Former pro hockey player Kyle Beach accused an ex-Chicago Blackhawks coach of sexual abuse.
The NHL franchise settled a lawsuit with its 2008 first-round draft pick for an undisclosed amount.
The league previously fined Chicago $2 million for its "insufficient and untimely response" to the allegations.
The Chicago Blackhawks reached a settlement with Kyle Beach after their 2008 first-round draft pick accused a former assistant coach of sexual abuse.
After representatives for the NHL franchise met with Beach and a mediator Wednesday for the first time since the former player came forward with his allegations, the Blackhawks offered their former player a deal for an undisclosed amount of money.
A statement attributed to Chicago owner Rocky Wirtz, team chairman Danny Wirtz, and Beach's lawyer, Susan Loggans, said, "Blackhawks hope that this resolution will bring some measure of peace and closure for Mr. Beach."
"As for the Blackhawks organization, we remain steadfast in our commitment to ensure that, going forward, this team will be a beacon for professionalism, respect, and integrity in our community," the statement continued, per ESPN. "We remain grateful for the trust and support of the Blackhawks community, and we promise to continue working every day to earn and maintain that trust."
As recently as May of 2021, the franchise dismissed Beach's accusations as lacking merit.
In October, the NHL fined the Blackhawks $2 million for their "inadequate internal procedures and insufficient and untimely response" to the allegations.
In 2010, Beach reported anonymously that then-Chicago video coach Brad Aldrich had sexually abused him in the run-up to the Blackhawks' Stanley Cup victory that year. Despite learning of his accusations shortly after Beach reported them internally, the team's top brass was accused of not taking immediate action. Aldrich stayed with the team until the end of the season.
In the interim, members of the organization were accused of joking about the allegations of sexual coercion within the locker room, contributing to the irreparable damage Beach had already endured. Once Chicago ended the year with the Stanley Cup in hand, Aldrich left the team quietly with a severance package, playoff bonus, and a championship ring.
Until recently, his name was even etched onto the Cup.
Beach remained anonymous for an entire decade and even filed a negligence lawsuit against the team under a pseudonym. But after an independent investigation into the incident resulted in a damning 107-page report released in October, he came forward as "John Doe" and shared his perspective in an interview with Canada's TSN.
"To be honest, I was scared mostly. I was fearful. I had my career threatened. I felt alone and dark," Beach told TSN anchor Rick Westhead. "And I didn't know what to do as a 20-year-old. I would never dream, or you could never imagine, being put in this situation by somebody who's supposed to be there to help you and to make you a better hockey player and a better person and continue to build your career."
Only 20 years old at the time, Beach was traveling with Chicago as a "Black Ace": a minor leaguer called up for the playoff run in the event of injuries. He was on the cusp of achieving his lifelong dream of playing in the NHL, and Beach alleges that Aldrich used that to his advantage.

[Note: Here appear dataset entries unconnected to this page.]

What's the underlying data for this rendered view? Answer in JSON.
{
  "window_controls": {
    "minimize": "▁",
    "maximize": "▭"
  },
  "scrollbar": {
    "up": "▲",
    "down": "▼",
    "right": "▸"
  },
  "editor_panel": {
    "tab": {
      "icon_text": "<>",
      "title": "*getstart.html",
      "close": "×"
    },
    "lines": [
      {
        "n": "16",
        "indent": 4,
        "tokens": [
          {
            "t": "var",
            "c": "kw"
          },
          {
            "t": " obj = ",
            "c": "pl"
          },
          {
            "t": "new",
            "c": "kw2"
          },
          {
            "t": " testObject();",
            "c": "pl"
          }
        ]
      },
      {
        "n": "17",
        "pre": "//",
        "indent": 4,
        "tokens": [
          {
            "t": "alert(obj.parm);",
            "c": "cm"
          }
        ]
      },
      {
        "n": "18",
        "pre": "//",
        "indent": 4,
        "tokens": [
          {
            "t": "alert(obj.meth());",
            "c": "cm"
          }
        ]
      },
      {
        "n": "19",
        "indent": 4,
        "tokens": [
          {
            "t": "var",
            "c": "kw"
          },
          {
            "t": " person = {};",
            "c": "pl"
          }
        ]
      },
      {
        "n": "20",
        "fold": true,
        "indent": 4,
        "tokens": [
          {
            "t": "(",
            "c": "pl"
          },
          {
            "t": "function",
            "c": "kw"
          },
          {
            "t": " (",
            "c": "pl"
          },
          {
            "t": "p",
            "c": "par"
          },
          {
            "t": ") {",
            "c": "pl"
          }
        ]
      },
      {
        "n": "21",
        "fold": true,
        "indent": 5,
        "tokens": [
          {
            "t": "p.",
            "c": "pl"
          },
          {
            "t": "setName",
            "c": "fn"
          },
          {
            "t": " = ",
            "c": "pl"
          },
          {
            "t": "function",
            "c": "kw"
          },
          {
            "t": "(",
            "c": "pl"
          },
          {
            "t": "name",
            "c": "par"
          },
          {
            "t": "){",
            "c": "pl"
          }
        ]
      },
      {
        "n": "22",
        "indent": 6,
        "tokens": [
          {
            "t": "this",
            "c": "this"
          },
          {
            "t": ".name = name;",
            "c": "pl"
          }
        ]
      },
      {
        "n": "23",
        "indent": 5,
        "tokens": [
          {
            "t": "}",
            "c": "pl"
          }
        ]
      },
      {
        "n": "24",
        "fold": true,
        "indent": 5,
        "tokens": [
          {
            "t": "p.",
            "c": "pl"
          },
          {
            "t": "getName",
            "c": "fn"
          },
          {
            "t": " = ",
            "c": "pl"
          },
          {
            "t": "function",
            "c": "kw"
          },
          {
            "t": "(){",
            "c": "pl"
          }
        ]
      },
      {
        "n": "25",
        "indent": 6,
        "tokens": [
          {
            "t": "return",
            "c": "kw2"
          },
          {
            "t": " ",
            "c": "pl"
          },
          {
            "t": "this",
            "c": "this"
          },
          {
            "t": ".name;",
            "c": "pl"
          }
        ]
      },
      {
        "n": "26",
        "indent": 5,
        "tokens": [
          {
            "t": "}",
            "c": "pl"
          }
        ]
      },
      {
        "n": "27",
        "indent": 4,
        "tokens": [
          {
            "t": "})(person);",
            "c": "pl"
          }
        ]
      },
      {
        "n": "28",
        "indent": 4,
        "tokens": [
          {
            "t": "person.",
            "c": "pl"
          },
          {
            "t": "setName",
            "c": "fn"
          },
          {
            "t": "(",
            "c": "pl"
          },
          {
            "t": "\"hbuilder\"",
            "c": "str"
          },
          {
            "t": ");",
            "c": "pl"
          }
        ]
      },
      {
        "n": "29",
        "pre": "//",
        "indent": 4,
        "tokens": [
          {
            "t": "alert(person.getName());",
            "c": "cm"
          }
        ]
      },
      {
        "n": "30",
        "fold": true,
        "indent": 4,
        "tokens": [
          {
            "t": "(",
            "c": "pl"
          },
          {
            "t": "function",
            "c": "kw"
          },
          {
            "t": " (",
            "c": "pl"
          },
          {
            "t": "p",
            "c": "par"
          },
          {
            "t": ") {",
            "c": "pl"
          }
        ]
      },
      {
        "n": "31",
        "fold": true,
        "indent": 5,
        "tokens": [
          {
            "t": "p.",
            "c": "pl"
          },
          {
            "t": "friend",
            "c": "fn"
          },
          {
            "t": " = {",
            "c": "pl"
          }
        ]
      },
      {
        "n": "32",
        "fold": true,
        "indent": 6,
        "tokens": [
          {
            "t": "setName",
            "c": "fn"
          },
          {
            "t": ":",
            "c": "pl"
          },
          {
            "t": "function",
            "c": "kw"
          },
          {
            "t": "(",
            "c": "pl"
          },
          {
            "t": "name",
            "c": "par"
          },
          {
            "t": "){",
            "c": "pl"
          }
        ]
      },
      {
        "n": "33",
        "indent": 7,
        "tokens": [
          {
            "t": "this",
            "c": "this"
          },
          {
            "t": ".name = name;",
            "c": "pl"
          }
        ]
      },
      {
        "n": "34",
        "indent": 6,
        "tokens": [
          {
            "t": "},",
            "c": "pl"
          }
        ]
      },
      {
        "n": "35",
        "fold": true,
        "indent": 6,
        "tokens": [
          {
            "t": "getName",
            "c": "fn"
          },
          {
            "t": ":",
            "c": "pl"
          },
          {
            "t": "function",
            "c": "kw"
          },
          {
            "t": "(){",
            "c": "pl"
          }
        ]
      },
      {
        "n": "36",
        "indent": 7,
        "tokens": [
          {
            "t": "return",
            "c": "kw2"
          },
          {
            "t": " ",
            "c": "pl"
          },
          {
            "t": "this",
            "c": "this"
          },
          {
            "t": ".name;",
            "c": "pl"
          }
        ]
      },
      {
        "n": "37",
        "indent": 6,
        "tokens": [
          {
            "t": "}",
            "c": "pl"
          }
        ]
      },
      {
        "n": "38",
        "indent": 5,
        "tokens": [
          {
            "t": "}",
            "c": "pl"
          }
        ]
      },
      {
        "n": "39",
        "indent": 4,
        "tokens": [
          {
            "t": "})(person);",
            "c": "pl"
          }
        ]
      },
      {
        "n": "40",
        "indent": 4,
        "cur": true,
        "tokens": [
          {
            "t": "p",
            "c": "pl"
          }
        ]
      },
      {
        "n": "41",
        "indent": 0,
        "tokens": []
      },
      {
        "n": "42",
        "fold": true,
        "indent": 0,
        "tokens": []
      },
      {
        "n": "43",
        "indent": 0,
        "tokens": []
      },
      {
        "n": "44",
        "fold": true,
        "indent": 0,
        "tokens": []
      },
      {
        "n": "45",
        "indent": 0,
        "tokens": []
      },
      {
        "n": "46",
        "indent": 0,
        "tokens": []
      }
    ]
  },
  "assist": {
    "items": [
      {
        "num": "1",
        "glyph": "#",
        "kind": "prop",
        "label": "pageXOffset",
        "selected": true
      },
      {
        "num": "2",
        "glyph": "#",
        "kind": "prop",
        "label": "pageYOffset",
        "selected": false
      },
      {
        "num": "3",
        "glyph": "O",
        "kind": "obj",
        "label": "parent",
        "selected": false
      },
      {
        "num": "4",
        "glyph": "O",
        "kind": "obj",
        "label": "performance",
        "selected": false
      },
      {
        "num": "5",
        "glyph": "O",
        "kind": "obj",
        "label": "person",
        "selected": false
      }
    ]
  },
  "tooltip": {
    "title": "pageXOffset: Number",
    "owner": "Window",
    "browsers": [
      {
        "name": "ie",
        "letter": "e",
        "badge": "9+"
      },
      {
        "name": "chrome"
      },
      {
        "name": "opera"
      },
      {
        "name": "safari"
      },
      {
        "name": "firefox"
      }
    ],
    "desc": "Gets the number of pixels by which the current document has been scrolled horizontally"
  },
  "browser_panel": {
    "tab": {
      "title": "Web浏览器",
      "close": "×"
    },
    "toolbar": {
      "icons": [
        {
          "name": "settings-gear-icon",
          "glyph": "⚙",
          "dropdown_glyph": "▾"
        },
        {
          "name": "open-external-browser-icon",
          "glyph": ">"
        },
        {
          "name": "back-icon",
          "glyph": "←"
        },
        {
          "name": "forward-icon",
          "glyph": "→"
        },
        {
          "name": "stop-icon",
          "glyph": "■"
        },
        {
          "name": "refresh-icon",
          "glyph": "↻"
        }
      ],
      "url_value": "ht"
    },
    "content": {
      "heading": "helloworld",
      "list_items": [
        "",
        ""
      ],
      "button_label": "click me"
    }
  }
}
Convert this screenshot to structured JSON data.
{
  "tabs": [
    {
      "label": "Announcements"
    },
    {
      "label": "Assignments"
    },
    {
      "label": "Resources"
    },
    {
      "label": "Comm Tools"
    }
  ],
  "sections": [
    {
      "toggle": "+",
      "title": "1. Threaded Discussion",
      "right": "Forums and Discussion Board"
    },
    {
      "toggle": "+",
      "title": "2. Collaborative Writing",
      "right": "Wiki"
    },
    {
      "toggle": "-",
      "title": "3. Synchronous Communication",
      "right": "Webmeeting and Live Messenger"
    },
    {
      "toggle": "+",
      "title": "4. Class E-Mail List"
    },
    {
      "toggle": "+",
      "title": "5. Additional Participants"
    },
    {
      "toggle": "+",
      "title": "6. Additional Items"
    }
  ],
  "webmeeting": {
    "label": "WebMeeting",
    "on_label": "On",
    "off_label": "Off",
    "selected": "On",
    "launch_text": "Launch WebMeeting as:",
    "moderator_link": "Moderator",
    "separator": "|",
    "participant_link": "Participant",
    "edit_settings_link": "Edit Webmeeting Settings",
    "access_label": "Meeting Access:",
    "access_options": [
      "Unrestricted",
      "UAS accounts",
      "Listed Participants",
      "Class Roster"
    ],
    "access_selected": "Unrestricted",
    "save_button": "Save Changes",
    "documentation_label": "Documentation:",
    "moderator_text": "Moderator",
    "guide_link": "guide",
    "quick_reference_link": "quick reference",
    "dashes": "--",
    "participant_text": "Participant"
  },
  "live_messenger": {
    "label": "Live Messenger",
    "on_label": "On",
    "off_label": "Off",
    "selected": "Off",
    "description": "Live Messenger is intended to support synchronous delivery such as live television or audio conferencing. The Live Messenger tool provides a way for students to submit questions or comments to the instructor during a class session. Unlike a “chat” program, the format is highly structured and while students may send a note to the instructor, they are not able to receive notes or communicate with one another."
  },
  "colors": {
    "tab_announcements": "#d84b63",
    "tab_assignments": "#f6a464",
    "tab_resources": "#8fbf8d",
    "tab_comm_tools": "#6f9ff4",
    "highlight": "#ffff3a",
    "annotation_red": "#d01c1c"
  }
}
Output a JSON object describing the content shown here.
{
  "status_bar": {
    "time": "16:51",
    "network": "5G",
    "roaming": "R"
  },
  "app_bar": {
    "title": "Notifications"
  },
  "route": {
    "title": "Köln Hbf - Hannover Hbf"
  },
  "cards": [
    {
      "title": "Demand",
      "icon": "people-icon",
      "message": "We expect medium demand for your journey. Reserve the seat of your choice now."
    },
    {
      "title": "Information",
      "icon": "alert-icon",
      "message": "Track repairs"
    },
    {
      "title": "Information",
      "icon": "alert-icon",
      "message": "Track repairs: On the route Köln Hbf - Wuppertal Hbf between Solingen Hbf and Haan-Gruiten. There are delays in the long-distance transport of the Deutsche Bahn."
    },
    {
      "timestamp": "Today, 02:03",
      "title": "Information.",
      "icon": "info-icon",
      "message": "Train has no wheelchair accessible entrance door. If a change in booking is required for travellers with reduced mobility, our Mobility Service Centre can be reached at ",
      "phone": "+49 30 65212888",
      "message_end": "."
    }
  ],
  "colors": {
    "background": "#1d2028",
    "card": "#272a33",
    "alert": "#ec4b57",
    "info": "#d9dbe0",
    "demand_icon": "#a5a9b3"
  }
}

"John Doe recalled that Aldrich said words to the effect of, 'If you don't lay down and act like you enjoy it, I'll make sure you never play in the NHL or walk again,'" the report from the Blackhawks' independent investigation read, referring to Beach.
It also described Beach's allegation that Aldrich once held up a baseball bat in an attempt to threaten him.
"You can't tell anyone about this; it is our little secret," Beach recalled the coach saying, according to the report. "No one can find out, or I will make sure you never play in the NHL."
Aldrich denied most of those allegations, claiming his interactions with Beach were consensual.
He was convicted of sexually assaulting a 16-year-old player in Michigan in June.
The revelations that Chicago had so severely mishandled Beach's allegations prompted top-level departures both within the Blackhawks organization and across the NHL.
Following the report's publication, the team's general manager, Stan Bowman, and the senior vice president of hockey operations, Al McIsaac, both left Chicago. And Joel Quenneville, who'd been the Blackhawks' head coach at the time, resigned from his job as coach of the Florida Panthers.
Though the scandal out of Chicago was by far the most publicized in recent hockey history, it's just the latest incident in a broad and increasingly documented pattern within the game's most competitive circles. According to Insider's Jake Lahut, players are incentivized to stay quiet in the face of hazing or sexual abuse, which leads to a culture of silence.
The heart of the problem is what economists would call a "tournament system" — many enter the multi-tiered system of professional hockey, but few make it to the NHL — so players who speak out about a coach or culture risk destroying all they've worked for.
Such was the case with Beach, who now plays professionally in Germany. As his former video coach promised, he has never played a game in the NHL since reporting his assault.
Read the original article on Insider